Specifically, in January of 2019, the undersigned was privileged to be invited to a demonstration conducted by the State Police of a beta version of their new, fully electronic application process for carry permit applications. At the demonstration, the State Police stated that this electronic application will be the exclusive means of making an application and that individuals would be expected to scan and attach all supporting documentation to this electronic application. Because Maryland is a “may issue” state, the State Police require substantial documentation for all carry permits and, as a result, many applications are quite voluminous. In addition, the State Police intend that the payment of fees would be conducted solely by credit card or debit card. Once a credit card vendor is approved, the State Police do not intend to accept checks of any type. The State Police thus need this bill in order to institute this “credit card only” method of payment for electronic applications.
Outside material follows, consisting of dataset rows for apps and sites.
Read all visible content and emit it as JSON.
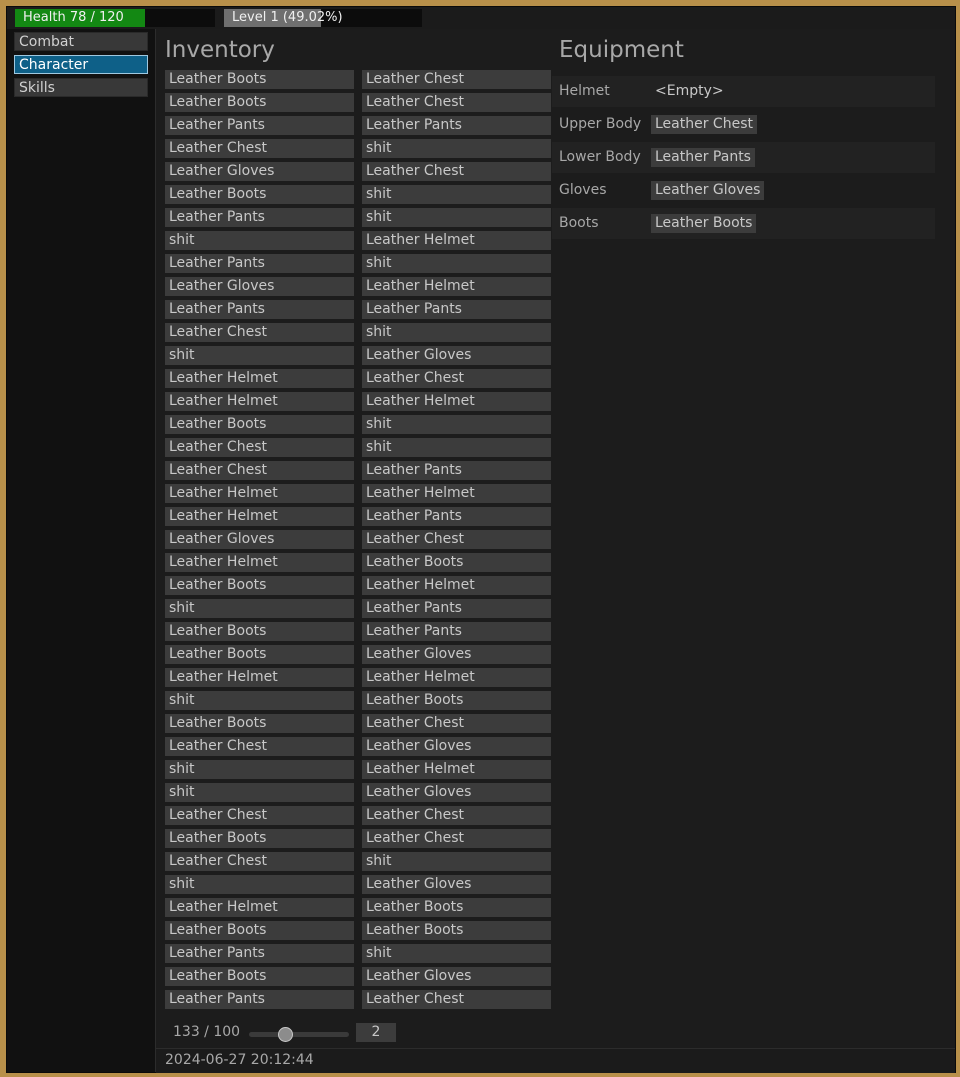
{
  "top_bar": {
    "health": {
      "text": "Health 78 / 120",
      "value": 78,
      "max": 120,
      "color": "#138813"
    },
    "level": {
      "text": "Level 1 (49.02%)",
      "progress": 0.4902,
      "color": "#6f6f6f"
    }
  },
  "sidebar": {
    "tabs": [
      {
        "label": "Combat",
        "active": false
      },
      {
        "label": "Character",
        "active": true
      },
      {
        "label": "Skills",
        "active": false
      }
    ]
  },
  "inventory": {
    "title": "Inventory",
    "column_left": [
      "Leather Boots",
      "Leather Boots",
      "Leather Pants",
      "Leather Chest",
      "Leather Gloves",
      "Leather Boots",
      "Leather Pants",
      "shit",
      "Leather Pants",
      "Leather Gloves",
      "Leather Pants",
      "Leather Chest",
      "shit",
      "Leather Helmet",
      "Leather Helmet",
      "Leather Boots",
      "Leather Chest",
      "Leather Chest",
      "Leather Helmet",
      "Leather Helmet",
      "Leather Gloves",
      "Leather Helmet",
      "Leather Boots",
      "shit",
      "Leather Boots",
      "Leather Boots",
      "Leather Helmet",
      "shit",
      "Leather Boots",
      "Leather Chest",
      "shit",
      "shit",
      "Leather Chest",
      "Leather Boots",
      "Leather Chest",
      "shit",
      "Leather Helmet",
      "Leather Boots",
      "Leather Pants",
      "Leather Boots",
      "Leather Pants"
    ],
    "column_right": [
      "Leather Chest",
      "Leather Chest",
      "Leather Pants",
      "shit",
      "Leather Chest",
      "shit",
      "shit",
      "Leather Helmet",
      "shit",
      "Leather Helmet",
      "Leather Pants",
      "shit",
      "Leather Gloves",
      "Leather Chest",
      "Leather Helmet",
      "shit",
      "shit",
      "Leather Pants",
      "Leather Helmet",
      "Leather Pants",
      "Leather Chest",
      "Leather Boots",
      "Leather Helmet",
      "Leather Pants",
      "Leather Pants",
      "Leather Gloves",
      "Leather Helmet",
      "Leather Boots",
      "Leather Chest",
      "Leather Gloves",
      "Leather Helmet",
      "Leather Gloves",
      "Leather Chest",
      "Leather Chest",
      "shit",
      "Leather Gloves",
      "Leather Boots",
      "Leather Boots",
      "shit",
      "Leather Gloves",
      "Leather Chest"
    ],
    "pager": {
      "count": "133 / 100",
      "page": "2",
      "slider_fraction": 0.36
    }
  },
  "equipment": {
    "title": "Equipment",
    "slots": [
      {
        "label": "Helmet",
        "value": "<Empty>",
        "empty": true
      },
      {
        "label": "Upper Body",
        "value": "Leather Chest",
        "empty": false
      },
      {
        "label": "Lower Body",
        "value": "Leather Pants",
        "empty": false
      },
      {
        "label": "Gloves",
        "value": "Leather Gloves",
        "empty": false
      },
      {
        "label": "Boots",
        "value": "Leather Boots",
        "empty": false
      }
    ]
  },
  "footer": {
    "timestamp": "2024-06-27 20:12:44"
  }
}
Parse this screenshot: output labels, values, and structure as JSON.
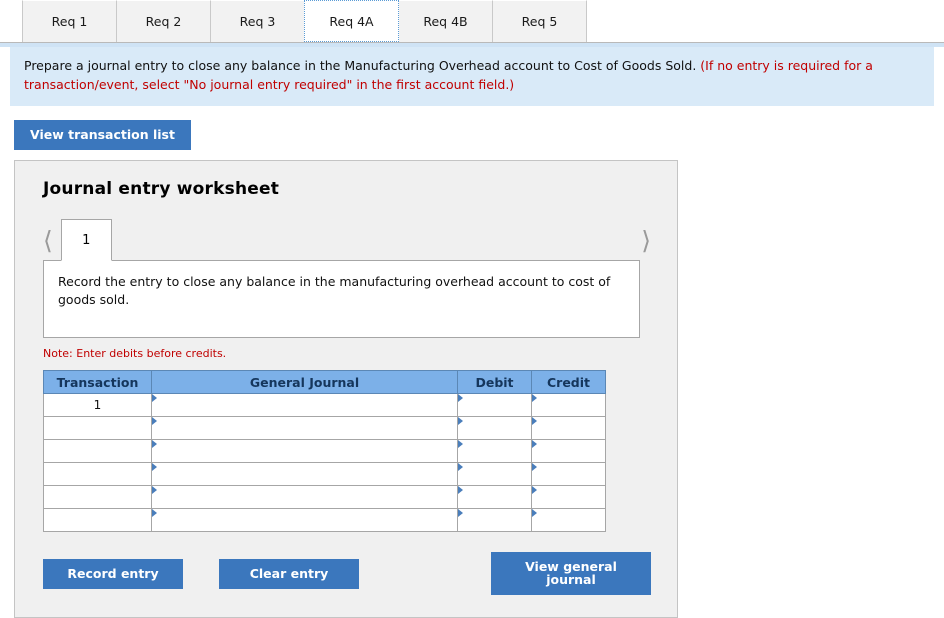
{
  "tabs": [
    {
      "label": "Req 1",
      "active": false
    },
    {
      "label": "Req 2",
      "active": false
    },
    {
      "label": "Req 3",
      "active": false
    },
    {
      "label": "Req 4A",
      "active": true
    },
    {
      "label": "Req 4B",
      "active": false
    },
    {
      "label": "Req 5",
      "active": false
    }
  ],
  "banner": {
    "main_text": "Prepare a journal entry to close any balance in the Manufacturing Overhead account to Cost of Goods Sold.",
    "red_text": "(If no entry is required for a transaction/event, select \"No journal entry required\" in the first account field.)"
  },
  "toolbar": {
    "view_transaction_list_label": "View transaction list"
  },
  "worksheet": {
    "title": "Journal entry worksheet",
    "pager": {
      "prev_icon": "chevron-left-icon",
      "next_icon": "chevron-right-icon",
      "current_page": "1"
    },
    "description": "Record the entry to close any balance in the manufacturing overhead account to cost of goods sold.",
    "note": "Note: Enter debits before credits.",
    "table": {
      "headers": [
        "Transaction",
        "General Journal",
        "Debit",
        "Credit"
      ],
      "rows": [
        {
          "transaction": "1",
          "general_journal": "",
          "debit": "",
          "credit": ""
        },
        {
          "transaction": "",
          "general_journal": "",
          "debit": "",
          "credit": ""
        },
        {
          "transaction": "",
          "general_journal": "",
          "debit": "",
          "credit": ""
        },
        {
          "transaction": "",
          "general_journal": "",
          "debit": "",
          "credit": ""
        },
        {
          "transaction": "",
          "general_journal": "",
          "debit": "",
          "credit": ""
        },
        {
          "transaction": "",
          "general_journal": "",
          "debit": "",
          "credit": ""
        }
      ]
    },
    "buttons": {
      "record_entry": "Record entry",
      "clear_entry": "Clear entry",
      "view_general_journal": "View general journal"
    }
  },
  "colors": {
    "accent_blue": "#3b77bd",
    "header_blue": "#7cb0e8",
    "banner_blue": "#d9eaf8",
    "input_border_blue": "#4a7ebb",
    "note_red": "#c00000",
    "panel_gray": "#f0f0f0"
  }
}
As a general matter, we have no objection to an electronic application process. Many “shall issue” states, such as Utah, have such a process and it works well.
However, those states do not require the heavy documentation required by the State Police here. We thus oppose the efforts of the State Police to make the application process even harder and more burdensome for the applicant than it already is. Specifically, applicants should retain the option of submitting applications in paper form and the State should continue to allow payment of the requisite fees by personal check or certified check, as currently provided in Section 5-304. While many applicants may possess scanners and computers with fast internet connections, not all applicants are so fortune as to be so well equipped. Not all applicants possess a credit card. The process should not discriminatory.
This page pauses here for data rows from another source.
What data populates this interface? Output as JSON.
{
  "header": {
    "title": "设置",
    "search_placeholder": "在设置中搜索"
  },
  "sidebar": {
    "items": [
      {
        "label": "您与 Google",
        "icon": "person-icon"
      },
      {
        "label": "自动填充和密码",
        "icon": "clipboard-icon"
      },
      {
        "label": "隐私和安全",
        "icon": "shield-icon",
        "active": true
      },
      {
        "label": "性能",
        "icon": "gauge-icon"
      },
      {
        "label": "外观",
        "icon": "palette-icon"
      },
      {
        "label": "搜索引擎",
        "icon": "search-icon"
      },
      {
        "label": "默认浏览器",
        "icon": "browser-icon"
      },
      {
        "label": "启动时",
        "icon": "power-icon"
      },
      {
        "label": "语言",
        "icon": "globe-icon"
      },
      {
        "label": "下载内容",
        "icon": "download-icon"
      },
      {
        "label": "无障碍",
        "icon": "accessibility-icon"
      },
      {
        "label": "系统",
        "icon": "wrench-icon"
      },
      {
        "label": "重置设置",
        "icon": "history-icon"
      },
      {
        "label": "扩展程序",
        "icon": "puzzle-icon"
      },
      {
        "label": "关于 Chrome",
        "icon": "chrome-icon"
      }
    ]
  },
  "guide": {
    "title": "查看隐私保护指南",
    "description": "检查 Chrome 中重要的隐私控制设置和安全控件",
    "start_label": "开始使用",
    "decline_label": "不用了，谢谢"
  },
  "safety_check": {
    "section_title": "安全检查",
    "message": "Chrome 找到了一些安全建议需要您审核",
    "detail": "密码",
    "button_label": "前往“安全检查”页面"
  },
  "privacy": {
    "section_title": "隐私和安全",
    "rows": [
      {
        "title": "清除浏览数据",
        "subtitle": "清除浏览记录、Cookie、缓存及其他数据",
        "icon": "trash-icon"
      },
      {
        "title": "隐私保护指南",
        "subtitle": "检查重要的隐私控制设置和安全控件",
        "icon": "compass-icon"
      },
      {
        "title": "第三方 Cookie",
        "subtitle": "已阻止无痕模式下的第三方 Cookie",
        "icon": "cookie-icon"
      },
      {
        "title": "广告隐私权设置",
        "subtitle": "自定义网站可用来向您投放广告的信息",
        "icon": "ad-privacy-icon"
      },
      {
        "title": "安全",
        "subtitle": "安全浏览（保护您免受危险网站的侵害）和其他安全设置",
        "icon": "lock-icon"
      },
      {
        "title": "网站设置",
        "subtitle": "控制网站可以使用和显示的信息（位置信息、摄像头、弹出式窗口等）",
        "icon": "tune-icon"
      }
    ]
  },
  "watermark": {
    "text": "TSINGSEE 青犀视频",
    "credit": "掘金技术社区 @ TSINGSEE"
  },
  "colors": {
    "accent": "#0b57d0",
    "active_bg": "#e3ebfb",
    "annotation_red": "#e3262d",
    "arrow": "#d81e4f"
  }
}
Indeed, the State Police will likely face many more applications from such less affluent persons should the Supreme Court resolve the current conflict in the circuits and hold that the Second Amendment applies outside the home. In Wrenn v. District of Columbia, 846 F.3d 650 (D.C. Cir. 2017), the D.C. Circuit squarely held that the Second Amendment applied outside the home, holding unconstitutional, under the Second Amendment, D.C.’s requirement that an applicant for a carry permit show “good reason to fear injury.” Under Wrenn, D.C. is now a “shall issue” jurisdiction. The Fourth Circuit, in contrast, sustained Maryland “good and substantial reason” requirement on a facial attack in Woollard v. Gallagher, 712 F.3d 865, 876 (4th Cir.), cert. denied, 134 S.Ct. 422 (2013). This circuit conflict is presently before the Supreme Court on a petition for certiorari filed in Rogers v. Grewal, No. 18-824 (filed Dec. 20, 2018), a case involving a challenge to New Jersey’s “good cause” requirement.
Lawsuits challenging the “good cause” laws of New York, Massachusetts, and Maryland will soon make their way to the Supreme Court as well. The conflict between these laws and the D.C. Circuit’s decision in Wrenn is direct and unavoidable and thus will have to be resolved soon by the Supreme Court. The scope of the Second Amendment outside the home may also be addressed in NYSRPA v. NYC, 883 F.3d 45 (2d Cir. 2018), cert. granted, 2019 WL 271961 (S.Ct. Jan 22, 2019), a New York City case involving transport outside the home. The Supreme Court has already agreed to hear that case. A decision will likely be in late 2019 or 2020, during the Court’s next Term. The State Police should thus be maximizing the “user friendliness” of the application process, not making it more difficult and expensive. Administrative convenience for the State Police is not a constitutionally valid reason to burden access to the right. We urge that the bill be withdrawn or be given a negative report by this Committee. Alternatively, the bill should be amended to require the State Police to accept paper applications or electronic submissions, at the applicant’s option, and payment by check.